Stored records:
=== Begin Enclosure ===

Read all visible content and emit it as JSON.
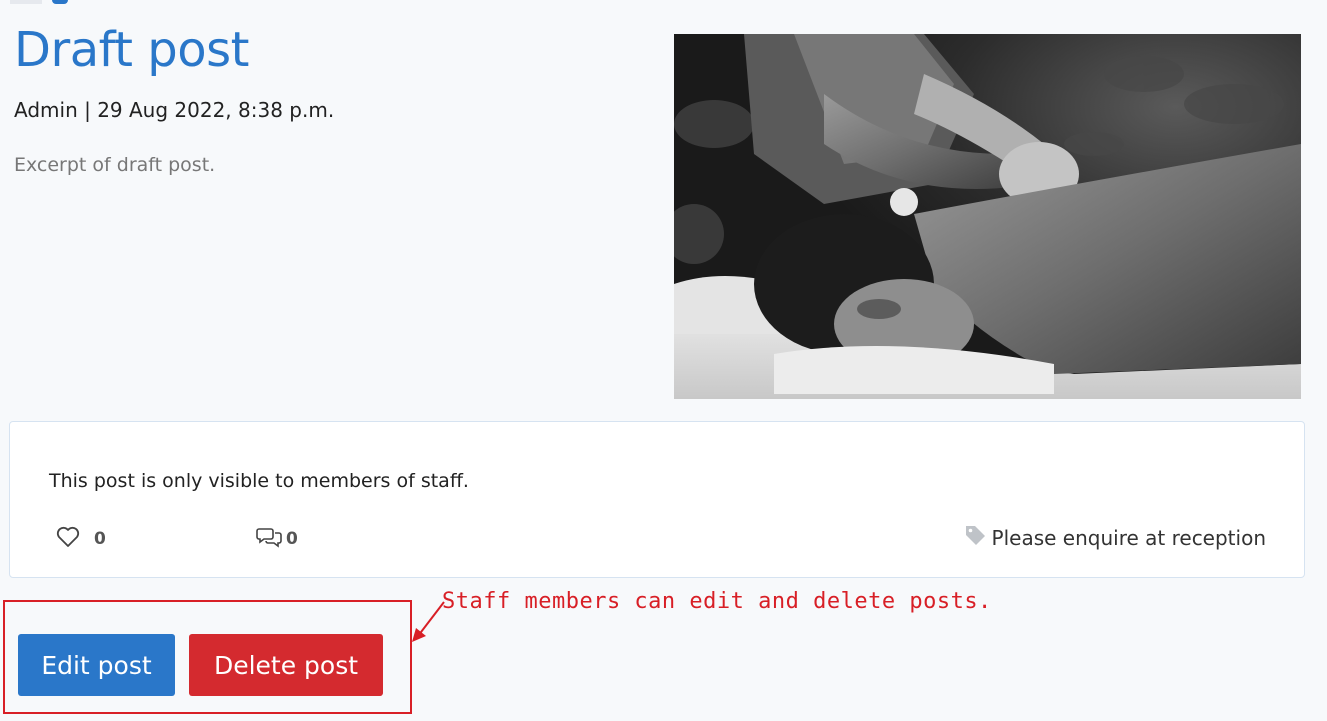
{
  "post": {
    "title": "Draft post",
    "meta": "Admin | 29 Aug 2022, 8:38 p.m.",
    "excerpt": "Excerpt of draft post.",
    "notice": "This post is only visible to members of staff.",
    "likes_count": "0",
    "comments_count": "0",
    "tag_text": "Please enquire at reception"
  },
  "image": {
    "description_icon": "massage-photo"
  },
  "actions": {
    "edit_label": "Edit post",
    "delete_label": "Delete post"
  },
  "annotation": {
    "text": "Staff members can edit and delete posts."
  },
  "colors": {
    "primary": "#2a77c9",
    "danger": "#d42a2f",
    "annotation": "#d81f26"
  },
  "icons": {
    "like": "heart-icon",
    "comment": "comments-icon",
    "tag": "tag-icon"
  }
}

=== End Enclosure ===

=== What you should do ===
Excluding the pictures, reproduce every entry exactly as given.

=== Output ===
Read all visible content and emit it as JSON.
{
  "post": {
    "title": "Draft post",
    "meta": "Admin | 29 Aug 2022, 8:38 p.m.",
    "excerpt": "Excerpt of draft post.",
    "notice": "This post is only visible to members of staff.",
    "likes_count": "0",
    "comments_count": "0",
    "tag_text": "Please enquire at reception"
  },
  "image": {
    "description_icon": "massage-photo"
  },
  "actions": {
    "edit_label": "Edit post",
    "delete_label": "Delete post"
  },
  "annotation": {
    "text": "Staff members can edit and delete posts."
  },
  "colors": {
    "primary": "#2a77c9",
    "danger": "#d42a2f",
    "annotation": "#d81f26"
  },
  "icons": {
    "like": "heart-icon",
    "comment": "comments-icon",
    "tag": "tag-icon"
  }
}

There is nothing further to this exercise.